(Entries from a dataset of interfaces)

== Segment start ==

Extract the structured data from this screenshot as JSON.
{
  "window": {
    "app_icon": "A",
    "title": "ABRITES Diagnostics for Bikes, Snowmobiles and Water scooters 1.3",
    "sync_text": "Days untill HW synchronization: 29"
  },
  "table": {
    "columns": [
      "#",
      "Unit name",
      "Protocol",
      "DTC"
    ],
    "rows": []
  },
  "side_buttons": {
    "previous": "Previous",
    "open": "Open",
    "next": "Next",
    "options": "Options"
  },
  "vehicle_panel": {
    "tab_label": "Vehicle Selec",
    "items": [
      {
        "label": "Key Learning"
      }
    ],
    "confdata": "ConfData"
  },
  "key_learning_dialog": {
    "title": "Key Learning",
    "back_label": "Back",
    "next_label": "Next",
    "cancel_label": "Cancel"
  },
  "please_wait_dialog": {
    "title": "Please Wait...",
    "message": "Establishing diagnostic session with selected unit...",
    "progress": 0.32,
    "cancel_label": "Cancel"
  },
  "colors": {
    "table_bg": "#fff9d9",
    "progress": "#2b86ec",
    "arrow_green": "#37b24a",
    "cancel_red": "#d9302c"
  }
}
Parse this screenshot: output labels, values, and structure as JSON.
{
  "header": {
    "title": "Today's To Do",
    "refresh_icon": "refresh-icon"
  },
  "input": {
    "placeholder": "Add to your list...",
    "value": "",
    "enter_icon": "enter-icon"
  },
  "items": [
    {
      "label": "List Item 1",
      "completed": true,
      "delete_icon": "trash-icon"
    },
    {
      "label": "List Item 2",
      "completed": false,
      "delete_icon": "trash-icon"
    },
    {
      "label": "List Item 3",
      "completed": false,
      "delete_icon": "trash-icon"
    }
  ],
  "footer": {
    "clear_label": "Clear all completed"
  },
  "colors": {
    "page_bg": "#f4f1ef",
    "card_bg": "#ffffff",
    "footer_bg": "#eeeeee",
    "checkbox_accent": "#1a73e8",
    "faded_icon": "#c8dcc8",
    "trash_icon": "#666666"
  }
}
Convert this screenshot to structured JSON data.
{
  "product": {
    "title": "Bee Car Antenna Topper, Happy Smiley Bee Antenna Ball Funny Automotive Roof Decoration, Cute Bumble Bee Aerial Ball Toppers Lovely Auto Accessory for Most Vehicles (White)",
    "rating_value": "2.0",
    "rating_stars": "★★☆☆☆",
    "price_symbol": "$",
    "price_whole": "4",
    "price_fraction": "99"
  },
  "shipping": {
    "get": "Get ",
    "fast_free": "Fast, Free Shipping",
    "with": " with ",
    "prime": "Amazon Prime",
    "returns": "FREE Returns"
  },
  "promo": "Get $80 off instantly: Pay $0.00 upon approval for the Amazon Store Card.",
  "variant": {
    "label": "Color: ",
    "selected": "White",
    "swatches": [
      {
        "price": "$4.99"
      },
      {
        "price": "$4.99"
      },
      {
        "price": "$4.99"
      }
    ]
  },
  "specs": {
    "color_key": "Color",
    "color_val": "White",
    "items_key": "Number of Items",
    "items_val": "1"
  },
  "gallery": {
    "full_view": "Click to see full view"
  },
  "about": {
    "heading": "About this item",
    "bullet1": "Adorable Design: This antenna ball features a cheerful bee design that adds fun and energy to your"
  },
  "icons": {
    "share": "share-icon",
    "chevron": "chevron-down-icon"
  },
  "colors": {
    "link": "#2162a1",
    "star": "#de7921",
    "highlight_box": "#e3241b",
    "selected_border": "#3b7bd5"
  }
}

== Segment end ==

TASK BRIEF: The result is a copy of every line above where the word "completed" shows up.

ANSWER SECTION:
      "completed": true,
      "completed": false,
      "completed": false,
    "clear_label": "Clear all completed"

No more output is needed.